* Task prompt: One number is the whole answer: the tally of lines in the records that include the word "String".

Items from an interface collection
=====

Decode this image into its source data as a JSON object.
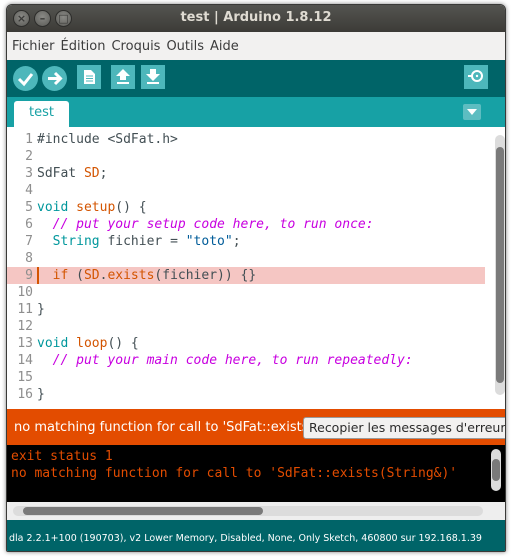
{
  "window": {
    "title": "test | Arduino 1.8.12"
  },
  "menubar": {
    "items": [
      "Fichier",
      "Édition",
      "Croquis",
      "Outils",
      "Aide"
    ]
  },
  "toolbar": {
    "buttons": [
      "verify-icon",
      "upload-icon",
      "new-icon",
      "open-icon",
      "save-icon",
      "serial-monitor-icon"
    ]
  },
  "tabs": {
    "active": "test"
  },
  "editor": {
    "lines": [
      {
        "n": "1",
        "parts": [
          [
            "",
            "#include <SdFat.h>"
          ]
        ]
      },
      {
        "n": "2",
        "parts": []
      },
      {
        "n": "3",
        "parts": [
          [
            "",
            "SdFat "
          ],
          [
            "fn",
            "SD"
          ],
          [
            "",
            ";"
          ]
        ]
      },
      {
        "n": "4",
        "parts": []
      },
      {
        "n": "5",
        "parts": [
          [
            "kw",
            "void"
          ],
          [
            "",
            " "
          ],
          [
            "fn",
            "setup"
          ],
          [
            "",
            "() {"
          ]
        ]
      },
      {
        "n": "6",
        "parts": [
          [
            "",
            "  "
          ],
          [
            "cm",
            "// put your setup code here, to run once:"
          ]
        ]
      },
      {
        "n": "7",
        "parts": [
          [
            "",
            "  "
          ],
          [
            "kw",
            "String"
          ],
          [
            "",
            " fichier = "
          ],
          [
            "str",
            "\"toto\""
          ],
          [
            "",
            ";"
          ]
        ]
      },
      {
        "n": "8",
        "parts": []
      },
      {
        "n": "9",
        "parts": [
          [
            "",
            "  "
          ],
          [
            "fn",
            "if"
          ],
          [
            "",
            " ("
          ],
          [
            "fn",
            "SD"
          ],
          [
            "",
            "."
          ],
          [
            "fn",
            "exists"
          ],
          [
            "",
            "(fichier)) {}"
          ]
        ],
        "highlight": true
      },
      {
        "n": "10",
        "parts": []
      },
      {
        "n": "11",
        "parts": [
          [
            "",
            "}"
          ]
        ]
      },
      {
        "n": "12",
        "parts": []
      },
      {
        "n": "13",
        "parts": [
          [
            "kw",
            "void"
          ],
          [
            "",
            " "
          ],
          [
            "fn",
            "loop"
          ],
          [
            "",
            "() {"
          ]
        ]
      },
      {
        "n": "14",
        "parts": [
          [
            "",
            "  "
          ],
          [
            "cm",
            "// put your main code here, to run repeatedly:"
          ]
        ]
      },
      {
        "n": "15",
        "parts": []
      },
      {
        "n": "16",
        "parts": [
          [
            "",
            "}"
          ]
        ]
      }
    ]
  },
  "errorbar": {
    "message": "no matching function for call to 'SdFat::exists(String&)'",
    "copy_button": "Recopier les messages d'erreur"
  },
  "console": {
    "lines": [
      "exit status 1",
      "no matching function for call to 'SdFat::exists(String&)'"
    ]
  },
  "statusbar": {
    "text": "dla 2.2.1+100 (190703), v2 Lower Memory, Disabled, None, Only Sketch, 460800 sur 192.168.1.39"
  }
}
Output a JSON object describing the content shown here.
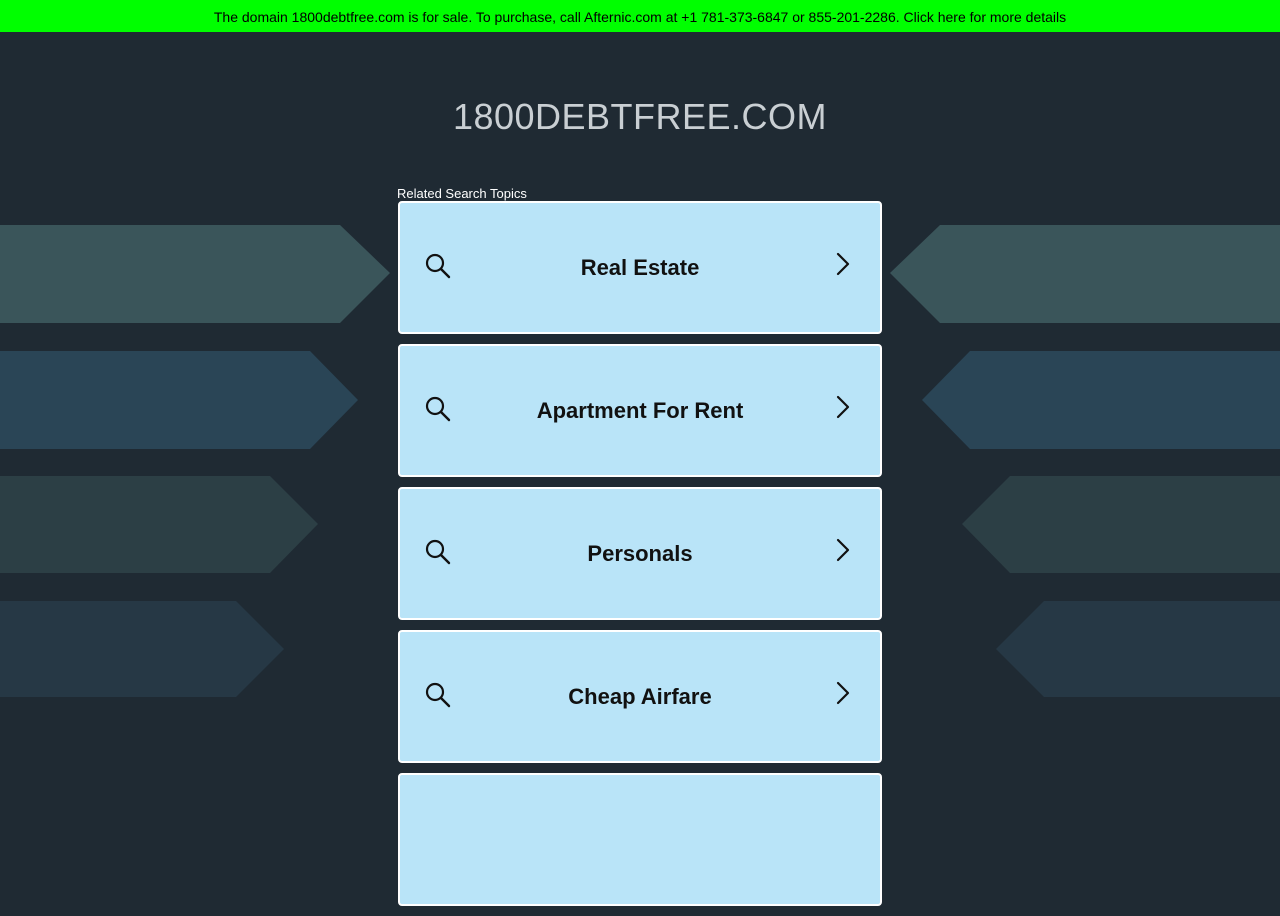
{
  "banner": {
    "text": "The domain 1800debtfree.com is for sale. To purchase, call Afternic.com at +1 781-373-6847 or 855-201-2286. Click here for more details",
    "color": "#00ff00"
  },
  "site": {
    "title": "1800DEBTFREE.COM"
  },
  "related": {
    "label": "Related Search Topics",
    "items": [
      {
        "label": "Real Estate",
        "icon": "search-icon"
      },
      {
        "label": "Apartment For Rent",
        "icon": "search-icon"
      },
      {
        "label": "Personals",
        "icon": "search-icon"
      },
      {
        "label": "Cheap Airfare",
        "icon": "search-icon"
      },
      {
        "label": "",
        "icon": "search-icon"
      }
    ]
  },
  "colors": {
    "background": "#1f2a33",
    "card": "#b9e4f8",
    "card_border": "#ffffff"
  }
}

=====

* Solved problem: 3